“When you buy more, you spend less” said a hawk-eyed shopkeeper, standing a bit too close as I wandered around his leather store.
It was my first day in Fes, an ancient city with a bustling market and this was the fifth time I’d heard this phrase in an hour.
I loved Fes. The market was buzzing with noise, smells and textures. There were ancient walls crumbling, camel’s heads hanging in unrefrigerated butchers and caged hens waiting for their fate. There were sounds of prayer and the hollering of tea vendors.
It was like a discotheque for the senses – but it was also like trying to dance with a straight jacket on.
No matter how polite or assertive I was, I couldn’t seem to wander around these stalls at my own pace. I felt pressurised to ‘buy’; approached constantly by opportunistic locals spotting the ‘tourist with money’.
I did have empathy.
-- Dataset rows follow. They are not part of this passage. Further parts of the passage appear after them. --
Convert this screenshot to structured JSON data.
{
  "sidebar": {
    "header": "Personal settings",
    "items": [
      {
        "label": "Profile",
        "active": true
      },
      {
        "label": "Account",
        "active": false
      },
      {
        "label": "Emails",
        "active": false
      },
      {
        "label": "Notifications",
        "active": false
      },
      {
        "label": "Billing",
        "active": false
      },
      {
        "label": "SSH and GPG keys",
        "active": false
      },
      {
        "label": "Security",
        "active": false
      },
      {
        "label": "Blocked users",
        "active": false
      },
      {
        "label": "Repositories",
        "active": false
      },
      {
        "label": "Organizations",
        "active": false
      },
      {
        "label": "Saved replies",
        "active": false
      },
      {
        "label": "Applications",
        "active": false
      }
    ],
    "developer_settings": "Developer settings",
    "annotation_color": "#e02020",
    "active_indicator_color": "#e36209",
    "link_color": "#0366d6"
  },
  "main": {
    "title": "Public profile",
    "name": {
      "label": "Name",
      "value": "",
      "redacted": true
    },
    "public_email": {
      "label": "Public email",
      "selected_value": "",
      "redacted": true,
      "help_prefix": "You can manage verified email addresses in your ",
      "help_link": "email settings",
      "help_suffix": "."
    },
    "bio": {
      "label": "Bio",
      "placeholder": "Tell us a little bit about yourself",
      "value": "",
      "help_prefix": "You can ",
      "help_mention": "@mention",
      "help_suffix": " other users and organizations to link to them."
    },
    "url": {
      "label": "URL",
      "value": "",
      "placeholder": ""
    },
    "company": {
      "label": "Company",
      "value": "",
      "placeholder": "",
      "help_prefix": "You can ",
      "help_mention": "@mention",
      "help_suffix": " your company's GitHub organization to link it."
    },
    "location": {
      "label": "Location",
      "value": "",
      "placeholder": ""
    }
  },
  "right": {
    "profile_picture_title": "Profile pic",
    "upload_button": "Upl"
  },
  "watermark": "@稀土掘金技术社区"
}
As a self-employed woman, I respected their entrepreneurial efforts and determination – but I also felt that they had it so wrong.
The more they pressurised, the more I resisted.
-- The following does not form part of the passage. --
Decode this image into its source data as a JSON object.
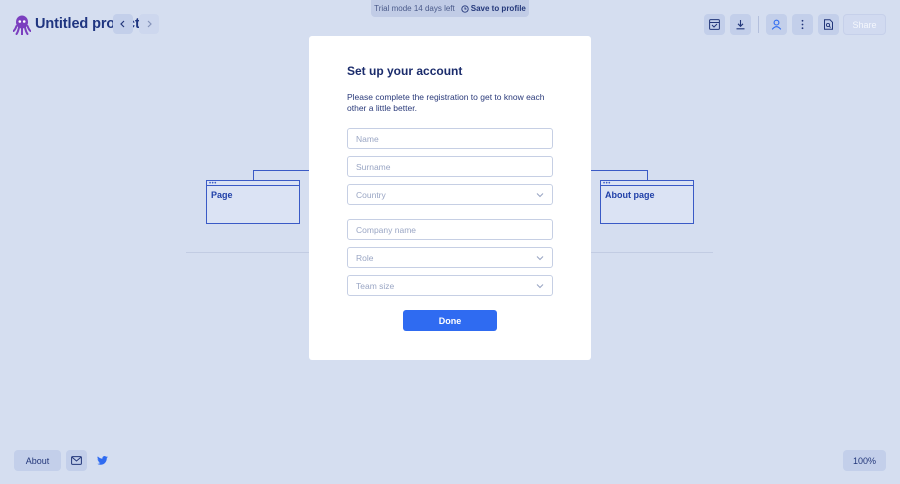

And – it occurred to me on my return home that this conundrum is the fate of all self employed – whether in Morocco, New York or London.
I am lucky – If I don’t make money – I’m unlikely to end up destitute.
On a deeper level, our pressure to sell is about being successful – a core drive to our identify. When people ask me ‘what are you doing now?’ In the times when I was struggling in my career, I felt a sense of shame. I felt I needed to impress, try harder and push to make things happen.
And that’s the dilemma. As I experienced in Morocco – pressure creates stress and stress creates resistance.
We feel emotionally ravaged – and that is the last thing that will boost our creativity, joy or fulfillment.
But the good news is – it doesn’t need to be like that. There is another way.
Back in Morocco – there was a whole other side to that culture that won my heart.
One evening – I was wandering along the dark, narrow streets of the medina – and I heard some music. I wandered into a building and peeked into a room, where I saw a traditional Moroccan wedding, with a beautiful bride in a red, sparkling robe sitting in a white throne – being bobbed up and down to music by four men in red fez hats.
Someone spotted me at the doorway and ushered me to come in – and then I become one of the guests. Despite looking rather disheveled in my traveling gear, I was given a seat; handed a drink, offered cakes and was befriended immediately by a lovely group of glittering ladies who grabbed my hand and taught me a few Moroccan dance moves.
A man, with four proud daughters who tapped me on the shoulder and told me that I must come and stay at his home when I return to Morocco.
I was nearly in tears. This was the real Morocco – a culture, so steeped in kindness and generosity and so willing to treat me as a trusted friend so easily.
I will never forget how touching this was
And this value-led behaviour is what I know creates a deeper level of contentment in society. When our behaviour is guided by a what’s really important to our sense of well being, we begin to make better choices, we become more relaxed, loving people and we’re not ravaged by the pressure to meet an external measure of success.
So – it’s all very well talking in this high brow way. But in practical terms – how do we determine goals that are based on our values?
Well – to help you – I’d like to share with you a free gift for the beginning of this New Year: 2015 – It’s Time to Rock ‘N’ Roll
This gift is a series of questions to get you to come up with some goals that come from your heart this year.
It’s a process to help you clarify what feels important to you – and it’s intended that it well help you shape your direction so you feel more joy and fulfillment. And in my experience – this also leads to more success.
You can download it here: 2015 – It’s Time to Rock ‘N’ Roll
Please leave a comment below to let me know what you’d love to create this year.
It’s 2015 – I hope this year is the best one yet!